## Task goal
Among these records, which lines include "screenshot"? Copy them out.

## Data
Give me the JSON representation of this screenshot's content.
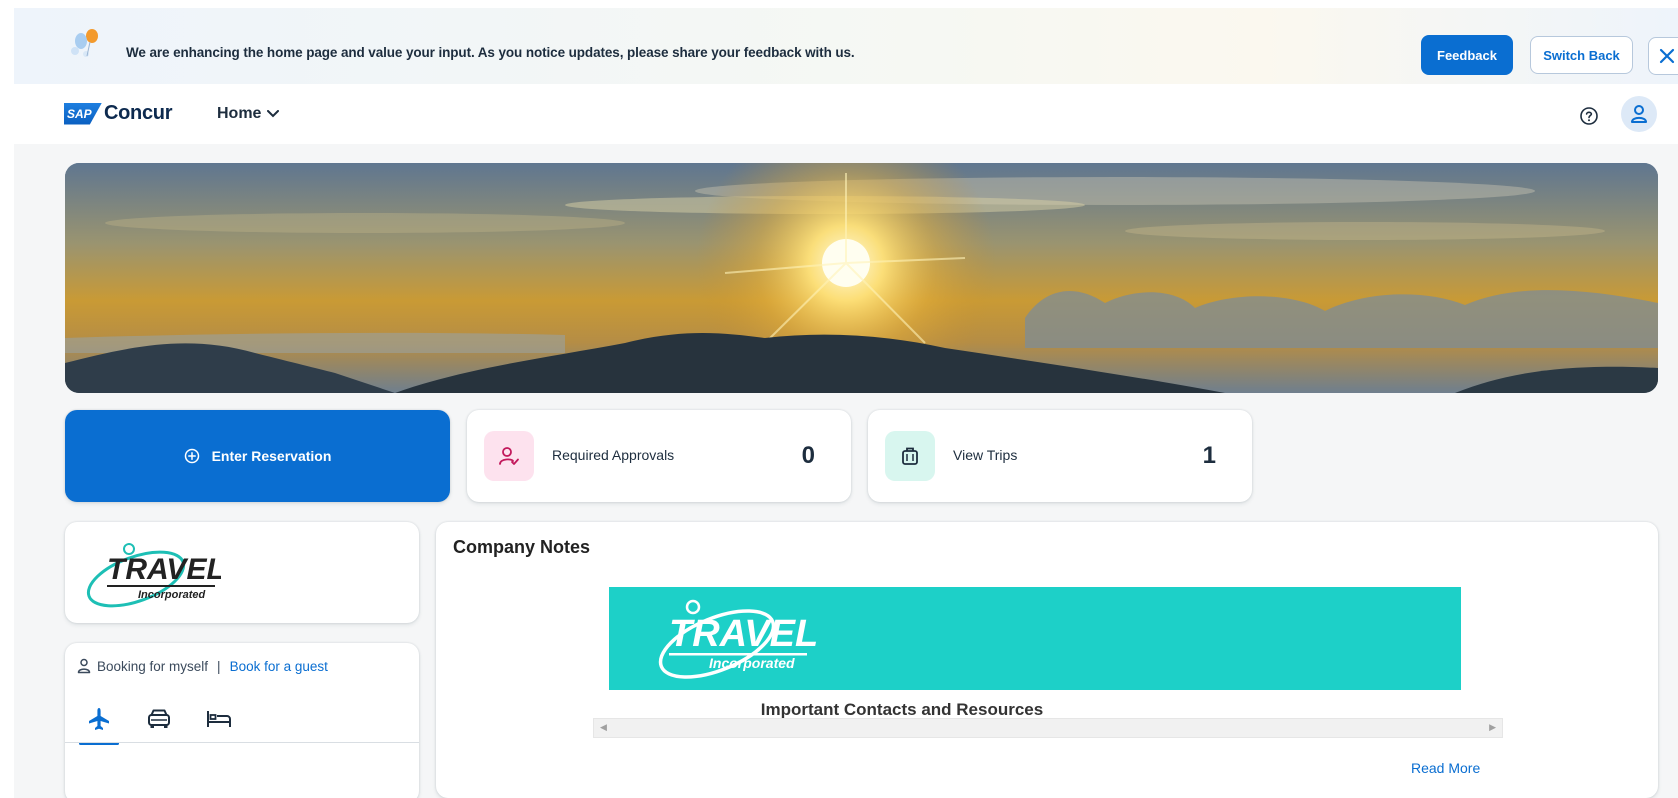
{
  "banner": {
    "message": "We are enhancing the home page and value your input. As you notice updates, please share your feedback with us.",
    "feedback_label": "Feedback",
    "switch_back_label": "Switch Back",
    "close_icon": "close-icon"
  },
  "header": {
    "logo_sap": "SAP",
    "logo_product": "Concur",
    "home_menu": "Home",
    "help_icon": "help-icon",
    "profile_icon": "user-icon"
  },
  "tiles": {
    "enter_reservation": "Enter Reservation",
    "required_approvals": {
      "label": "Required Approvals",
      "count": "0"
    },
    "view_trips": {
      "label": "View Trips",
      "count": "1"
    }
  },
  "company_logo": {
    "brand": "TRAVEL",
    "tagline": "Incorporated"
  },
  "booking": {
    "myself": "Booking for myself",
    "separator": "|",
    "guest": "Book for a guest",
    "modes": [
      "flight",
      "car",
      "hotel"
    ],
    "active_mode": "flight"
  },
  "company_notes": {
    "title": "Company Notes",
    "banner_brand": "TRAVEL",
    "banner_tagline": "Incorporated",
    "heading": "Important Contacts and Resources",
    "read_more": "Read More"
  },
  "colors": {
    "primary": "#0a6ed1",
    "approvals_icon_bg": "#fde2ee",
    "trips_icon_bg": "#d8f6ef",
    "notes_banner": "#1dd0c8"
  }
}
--
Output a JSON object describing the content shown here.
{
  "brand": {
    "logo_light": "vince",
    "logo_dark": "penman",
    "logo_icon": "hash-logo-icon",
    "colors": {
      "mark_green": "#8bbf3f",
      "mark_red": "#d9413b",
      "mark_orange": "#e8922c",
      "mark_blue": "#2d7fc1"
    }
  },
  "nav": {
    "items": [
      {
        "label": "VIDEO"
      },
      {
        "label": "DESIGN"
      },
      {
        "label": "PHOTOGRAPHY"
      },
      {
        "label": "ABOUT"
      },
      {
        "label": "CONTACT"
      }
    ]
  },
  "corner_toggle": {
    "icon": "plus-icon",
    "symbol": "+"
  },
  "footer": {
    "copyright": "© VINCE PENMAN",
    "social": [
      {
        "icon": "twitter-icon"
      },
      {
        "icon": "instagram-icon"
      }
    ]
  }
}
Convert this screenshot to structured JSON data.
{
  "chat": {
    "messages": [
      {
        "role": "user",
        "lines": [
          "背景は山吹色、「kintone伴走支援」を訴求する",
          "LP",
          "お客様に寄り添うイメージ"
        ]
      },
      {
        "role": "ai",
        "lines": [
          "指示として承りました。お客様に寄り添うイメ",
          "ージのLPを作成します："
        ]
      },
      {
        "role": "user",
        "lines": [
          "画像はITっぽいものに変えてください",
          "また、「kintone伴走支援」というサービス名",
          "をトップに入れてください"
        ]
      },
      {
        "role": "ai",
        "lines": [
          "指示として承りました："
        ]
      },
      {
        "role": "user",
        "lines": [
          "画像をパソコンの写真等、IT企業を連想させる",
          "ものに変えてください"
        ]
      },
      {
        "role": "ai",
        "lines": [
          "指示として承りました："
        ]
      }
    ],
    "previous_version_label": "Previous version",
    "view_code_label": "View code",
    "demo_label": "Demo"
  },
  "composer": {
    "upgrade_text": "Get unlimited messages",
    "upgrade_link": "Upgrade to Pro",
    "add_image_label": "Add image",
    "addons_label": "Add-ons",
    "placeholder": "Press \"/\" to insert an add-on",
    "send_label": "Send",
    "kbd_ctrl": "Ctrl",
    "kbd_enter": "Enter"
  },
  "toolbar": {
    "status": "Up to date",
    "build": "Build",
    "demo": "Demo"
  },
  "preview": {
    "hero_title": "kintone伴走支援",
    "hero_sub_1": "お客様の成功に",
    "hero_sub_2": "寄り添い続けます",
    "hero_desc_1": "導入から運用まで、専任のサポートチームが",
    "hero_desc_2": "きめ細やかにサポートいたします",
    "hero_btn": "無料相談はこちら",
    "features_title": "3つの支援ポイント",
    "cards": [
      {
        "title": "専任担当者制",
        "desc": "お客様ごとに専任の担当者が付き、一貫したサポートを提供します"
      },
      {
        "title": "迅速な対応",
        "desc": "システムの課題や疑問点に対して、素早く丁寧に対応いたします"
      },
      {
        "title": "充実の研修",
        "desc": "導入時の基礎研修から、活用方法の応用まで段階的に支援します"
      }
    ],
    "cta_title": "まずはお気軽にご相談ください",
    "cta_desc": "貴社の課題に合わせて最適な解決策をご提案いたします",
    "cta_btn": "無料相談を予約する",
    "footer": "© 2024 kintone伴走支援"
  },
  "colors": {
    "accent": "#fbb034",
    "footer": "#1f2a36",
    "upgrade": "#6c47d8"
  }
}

## Answer area
Give me the JSON representation of this screenshot's content.
Convert this screenshot to structured JSON data.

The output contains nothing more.